**Required work**
Among the entries beneath this sentence, how many lines include the word "circle"? Only the number is wanted.

• • •

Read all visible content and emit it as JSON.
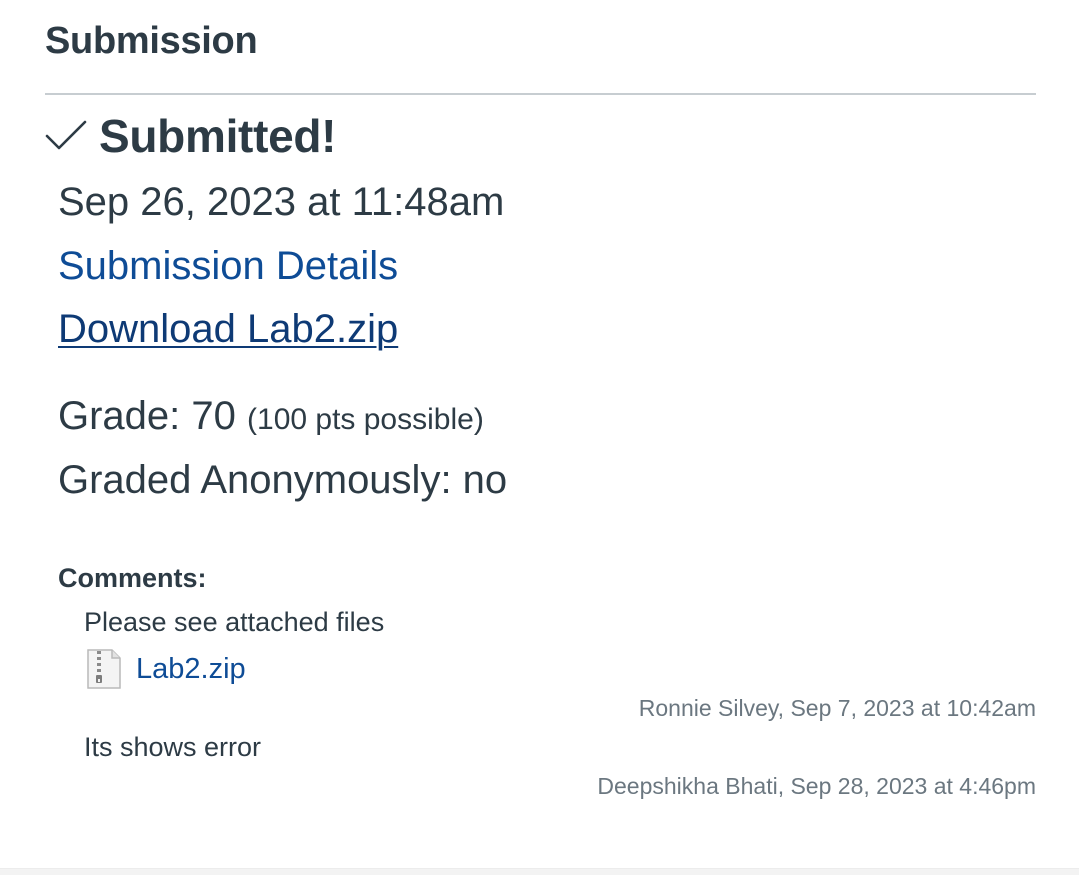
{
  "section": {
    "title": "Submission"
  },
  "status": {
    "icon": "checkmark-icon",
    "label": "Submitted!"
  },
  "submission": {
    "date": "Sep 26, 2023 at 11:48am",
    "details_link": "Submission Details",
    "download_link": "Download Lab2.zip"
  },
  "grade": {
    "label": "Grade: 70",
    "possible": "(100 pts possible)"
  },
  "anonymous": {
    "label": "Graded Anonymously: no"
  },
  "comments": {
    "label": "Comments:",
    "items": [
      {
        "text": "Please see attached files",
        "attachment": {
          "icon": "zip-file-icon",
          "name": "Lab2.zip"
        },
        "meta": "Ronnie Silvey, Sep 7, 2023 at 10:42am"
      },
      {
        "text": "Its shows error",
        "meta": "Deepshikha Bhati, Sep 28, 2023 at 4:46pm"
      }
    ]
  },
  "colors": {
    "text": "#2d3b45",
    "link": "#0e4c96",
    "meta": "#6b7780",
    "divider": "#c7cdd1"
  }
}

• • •

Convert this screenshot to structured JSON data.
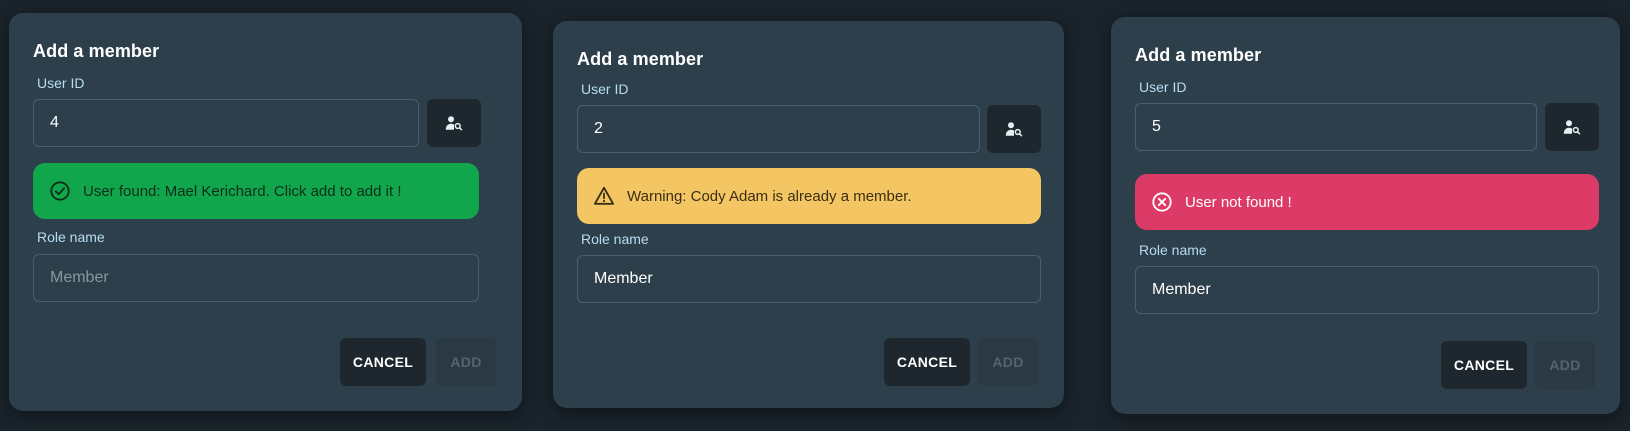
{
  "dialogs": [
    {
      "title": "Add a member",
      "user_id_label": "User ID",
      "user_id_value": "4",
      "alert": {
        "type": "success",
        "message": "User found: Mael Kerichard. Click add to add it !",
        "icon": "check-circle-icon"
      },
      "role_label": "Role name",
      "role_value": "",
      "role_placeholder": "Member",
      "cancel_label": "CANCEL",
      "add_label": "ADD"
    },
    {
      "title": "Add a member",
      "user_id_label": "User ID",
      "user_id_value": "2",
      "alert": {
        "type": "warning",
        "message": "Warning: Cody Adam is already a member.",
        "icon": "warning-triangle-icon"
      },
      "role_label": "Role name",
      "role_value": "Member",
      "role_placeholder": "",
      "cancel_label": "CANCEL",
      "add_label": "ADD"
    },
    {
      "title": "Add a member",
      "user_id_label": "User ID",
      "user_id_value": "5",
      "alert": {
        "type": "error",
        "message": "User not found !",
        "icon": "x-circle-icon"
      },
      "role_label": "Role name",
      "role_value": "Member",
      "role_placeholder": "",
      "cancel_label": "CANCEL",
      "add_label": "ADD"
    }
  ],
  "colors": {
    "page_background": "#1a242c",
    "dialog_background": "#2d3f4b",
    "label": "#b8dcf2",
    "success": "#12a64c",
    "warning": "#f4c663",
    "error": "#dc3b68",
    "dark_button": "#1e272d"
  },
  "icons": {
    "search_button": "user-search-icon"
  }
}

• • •

**Result of the task**
2